■ Task brief: All of the entries need to be printed again exactly; pictures are the only thing to omit.

■ Records for processing:
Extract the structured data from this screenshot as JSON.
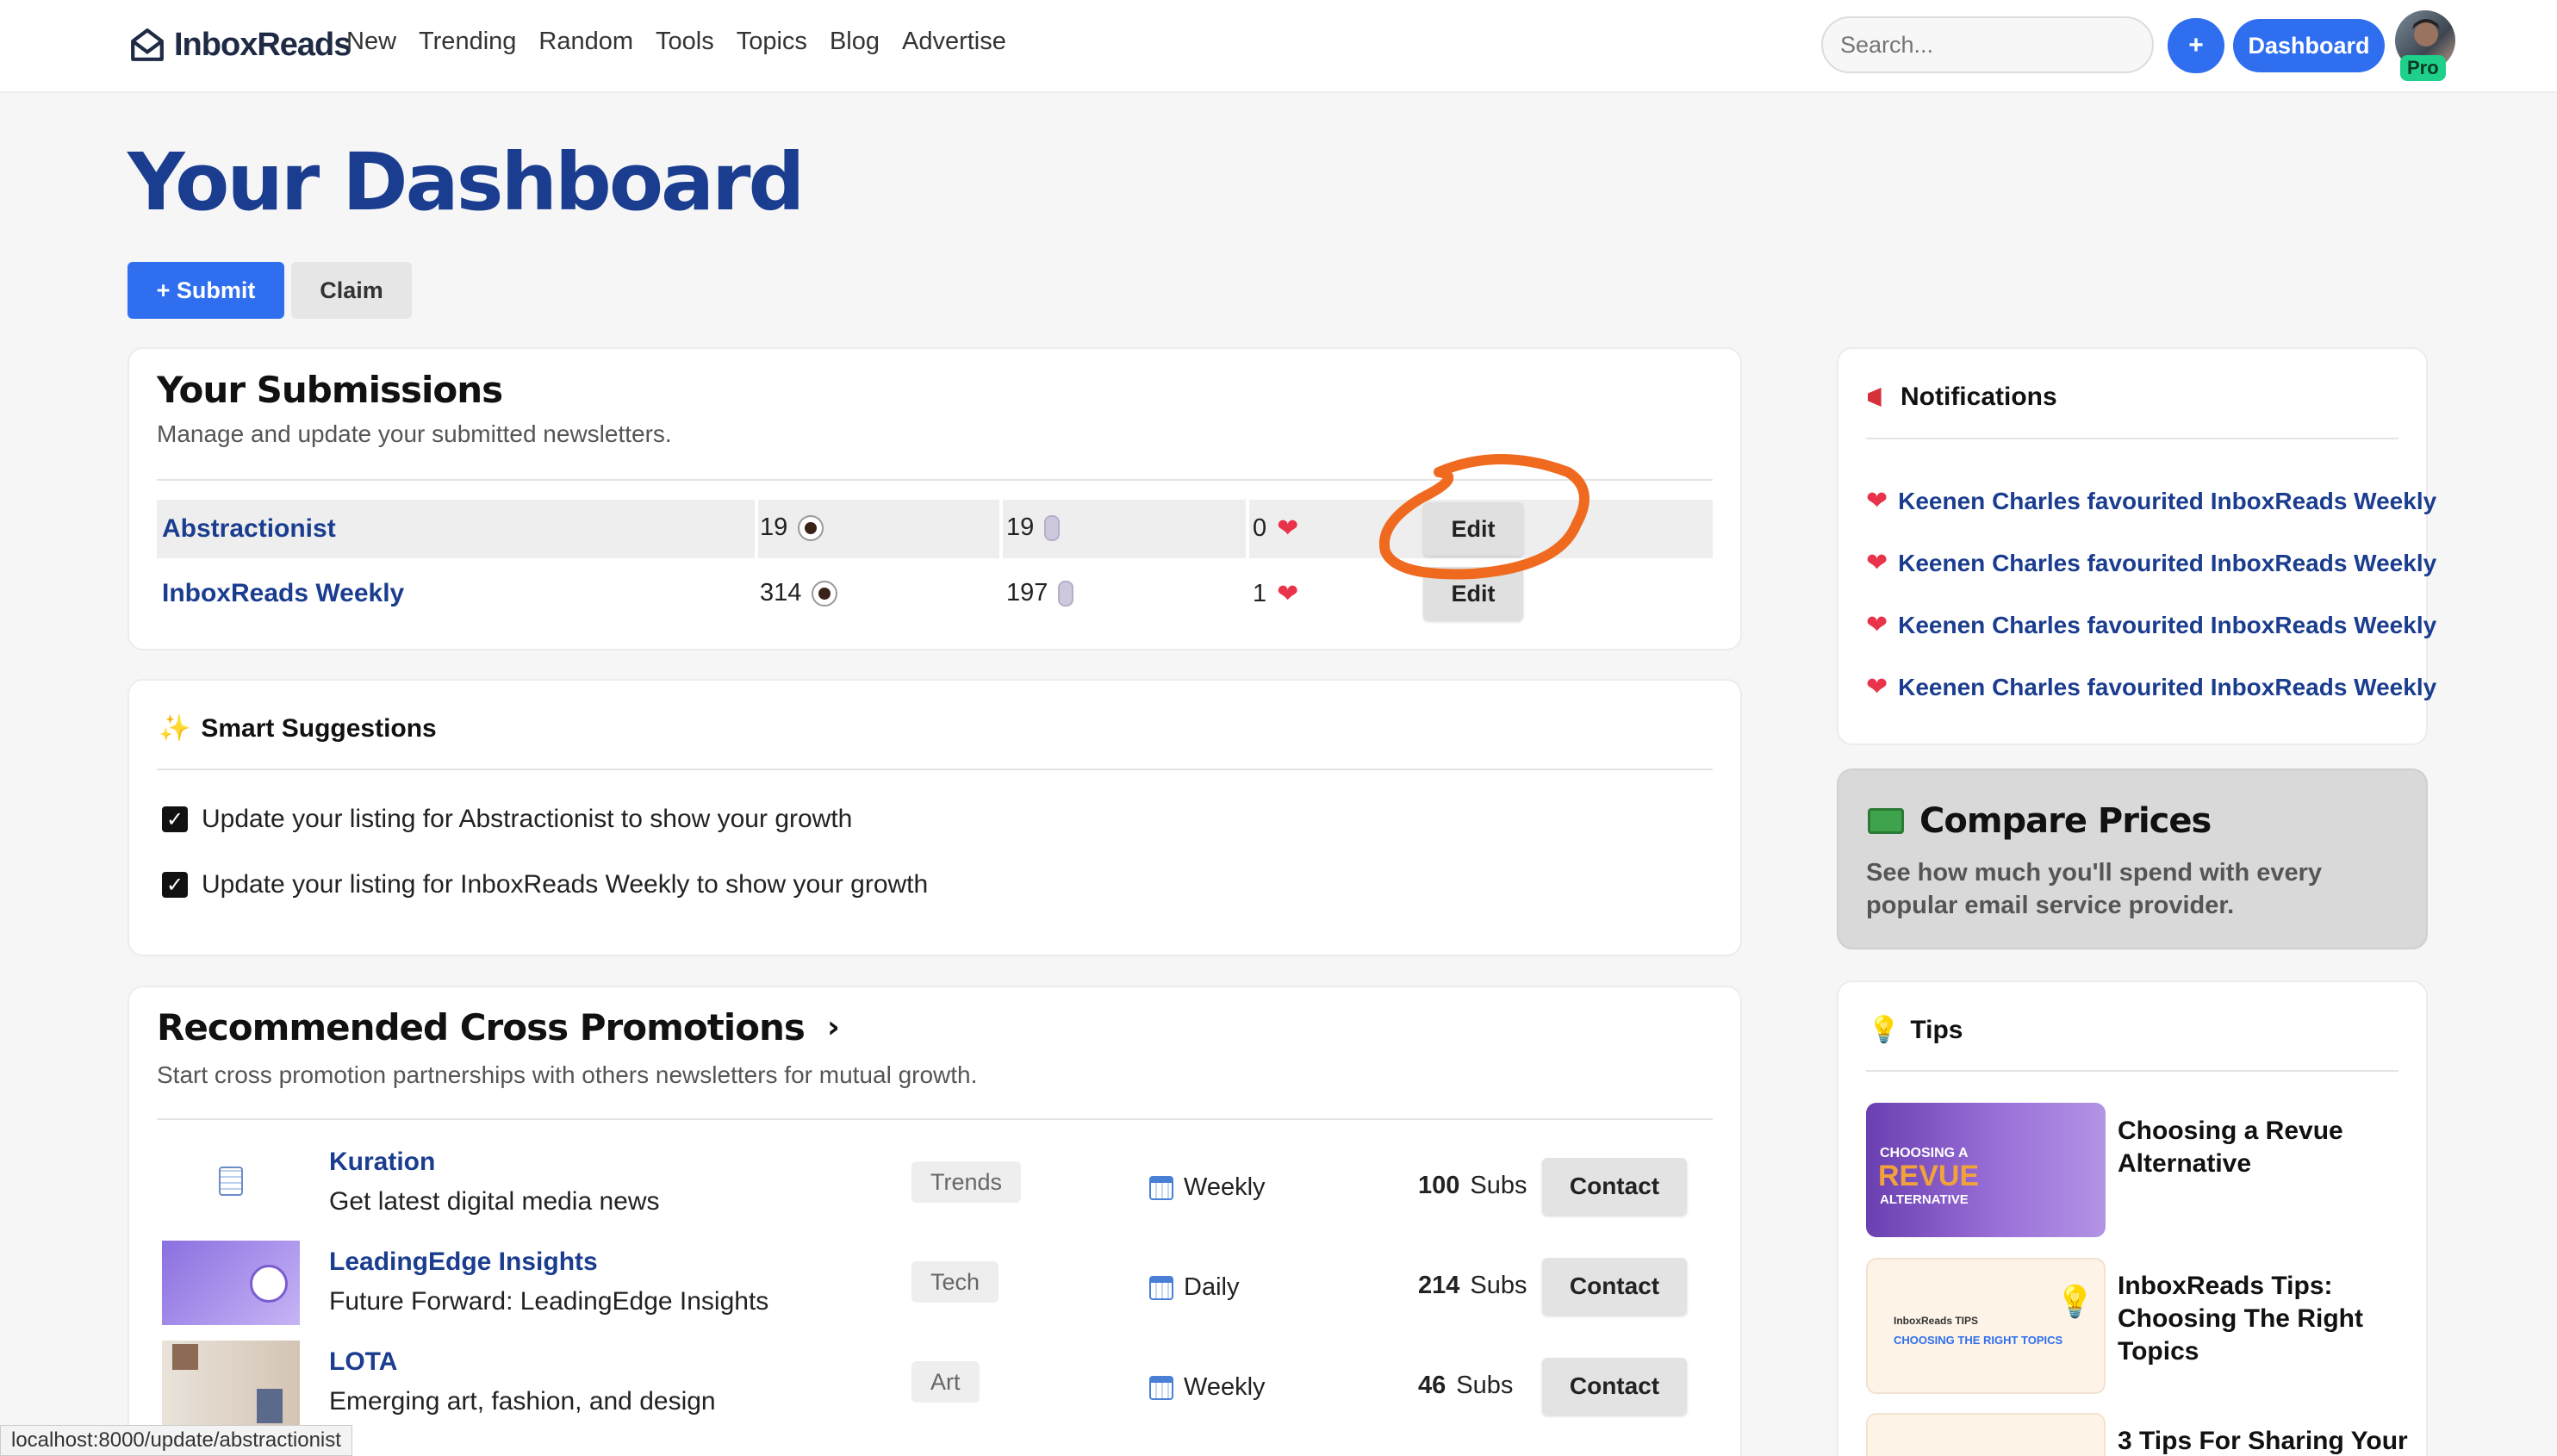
{
  "nav": {
    "logo": "InboxReads",
    "links": [
      "New",
      "Trending",
      "Random",
      "Tools",
      "Topics",
      "Blog",
      "Advertise"
    ],
    "search_placeholder": "Search...",
    "plus_label": "+",
    "dashboard_label": "Dashboard",
    "pro_badge": "Pro"
  },
  "page": {
    "title": "Your Dashboard",
    "submit_label": "+ Submit",
    "claim_label": "Claim"
  },
  "submissions": {
    "title": "Your Submissions",
    "subtitle": "Manage and update your submitted newsletters.",
    "rows": [
      {
        "name": "Abstractionist",
        "views": "19",
        "clicks": "19",
        "favs": "0",
        "edit": "Edit"
      },
      {
        "name": "InboxReads Weekly",
        "views": "314",
        "clicks": "197",
        "favs": "1",
        "edit": "Edit"
      }
    ]
  },
  "suggestions": {
    "title": "Smart Suggestions",
    "items": [
      "Update your listing for Abstractionist to show your growth",
      "Update your listing for InboxReads Weekly to show your growth"
    ]
  },
  "cross": {
    "title": "Recommended Cross Promotions",
    "subtitle": "Start cross promotion partnerships with others newsletters for mutual growth.",
    "rows": [
      {
        "name": "Kuration",
        "desc": "Get latest digital media news",
        "tag": "Trends",
        "freq": "Weekly",
        "subs": "100",
        "subs_unit": "Subs",
        "contact": "Contact"
      },
      {
        "name": "LeadingEdge Insights",
        "desc": "Future Forward: LeadingEdge Insights",
        "tag": "Tech",
        "freq": "Daily",
        "subs": "214",
        "subs_unit": "Subs",
        "contact": "Contact"
      },
      {
        "name": "LOTA",
        "desc": "Emerging art, fashion, and design",
        "tag": "Art",
        "freq": "Weekly",
        "subs": "46",
        "subs_unit": "Subs",
        "contact": "Contact"
      }
    ]
  },
  "notifications": {
    "title": "Notifications",
    "items": [
      "Keenen Charles favourited InboxReads Weekly",
      "Keenen Charles favourited InboxReads Weekly",
      "Keenen Charles favourited InboxReads Weekly",
      "Keenen Charles favourited InboxReads Weekly"
    ]
  },
  "compare": {
    "title": "Compare Prices",
    "text": "See how much you'll spend with every popular email service provider."
  },
  "tips": {
    "title": "Tips",
    "items": [
      {
        "title": "Choosing a Revue Alternative",
        "img_text_1": "CHOOSING A",
        "img_text_2": "REVUE",
        "img_text_3": "ALTERNATIVE"
      },
      {
        "title": "InboxReads Tips: Choosing The Right Topics",
        "img_text_1": "InboxReads TIPS",
        "img_text_2": "CHOOSING THE RIGHT TOPICS"
      },
      {
        "title": "3 Tips For Sharing Your"
      }
    ]
  },
  "status_url": "localhost:8000/update/abstractionist",
  "colors": {
    "accent": "#2f6fef",
    "link": "#1b3d8f",
    "annotation": "#ef6a1f"
  }
}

■ Answer box:
Extract the structured data from this screenshot as JSON.
{
  "nav": {
    "logo": "InboxReads",
    "links": [
      "New",
      "Trending",
      "Random",
      "Tools",
      "Topics",
      "Blog",
      "Advertise"
    ],
    "search_placeholder": "Search...",
    "plus_label": "+",
    "dashboard_label": "Dashboard",
    "pro_badge": "Pro"
  },
  "page": {
    "title": "Your Dashboard",
    "submit_label": "+ Submit",
    "claim_label": "Claim"
  },
  "submissions": {
    "title": "Your Submissions",
    "subtitle": "Manage and update your submitted newsletters.",
    "rows": [
      {
        "name": "Abstractionist",
        "views": "19",
        "clicks": "19",
        "favs": "0",
        "edit": "Edit"
      },
      {
        "name": "InboxReads Weekly",
        "views": "314",
        "clicks": "197",
        "favs": "1",
        "edit": "Edit"
      }
    ]
  },
  "suggestions": {
    "title": "Smart Suggestions",
    "items": [
      "Update your listing for Abstractionist to show your growth",
      "Update your listing for InboxReads Weekly to show your growth"
    ]
  },
  "cross": {
    "title": "Recommended Cross Promotions",
    "subtitle": "Start cross promotion partnerships with others newsletters for mutual growth.",
    "rows": [
      {
        "name": "Kuration",
        "desc": "Get latest digital media news",
        "tag": "Trends",
        "freq": "Weekly",
        "subs": "100",
        "subs_unit": "Subs",
        "contact": "Contact"
      },
      {
        "name": "LeadingEdge Insights",
        "desc": "Future Forward: LeadingEdge Insights",
        "tag": "Tech",
        "freq": "Daily",
        "subs": "214",
        "subs_unit": "Subs",
        "contact": "Contact"
      },
      {
        "name": "LOTA",
        "desc": "Emerging art, fashion, and design",
        "tag": "Art",
        "freq": "Weekly",
        "subs": "46",
        "subs_unit": "Subs",
        "contact": "Contact"
      }
    ]
  },
  "notifications": {
    "title": "Notifications",
    "items": [
      "Keenen Charles favourited InboxReads Weekly",
      "Keenen Charles favourited InboxReads Weekly",
      "Keenen Charles favourited InboxReads Weekly",
      "Keenen Charles favourited InboxReads Weekly"
    ]
  },
  "compare": {
    "title": "Compare Prices",
    "text": "See how much you'll spend with every popular email service provider."
  },
  "tips": {
    "title": "Tips",
    "items": [
      {
        "title": "Choosing a Revue Alternative",
        "img_text_1": "CHOOSING A",
        "img_text_2": "REVUE",
        "img_text_3": "ALTERNATIVE"
      },
      {
        "title": "InboxReads Tips: Choosing The Right Topics",
        "img_text_1": "InboxReads TIPS",
        "img_text_2": "CHOOSING THE RIGHT TOPICS"
      },
      {
        "title": "3 Tips For Sharing Your"
      }
    ]
  },
  "status_url": "localhost:8000/update/abstractionist",
  "colors": {
    "accent": "#2f6fef",
    "link": "#1b3d8f",
    "annotation": "#ef6a1f"
  }
}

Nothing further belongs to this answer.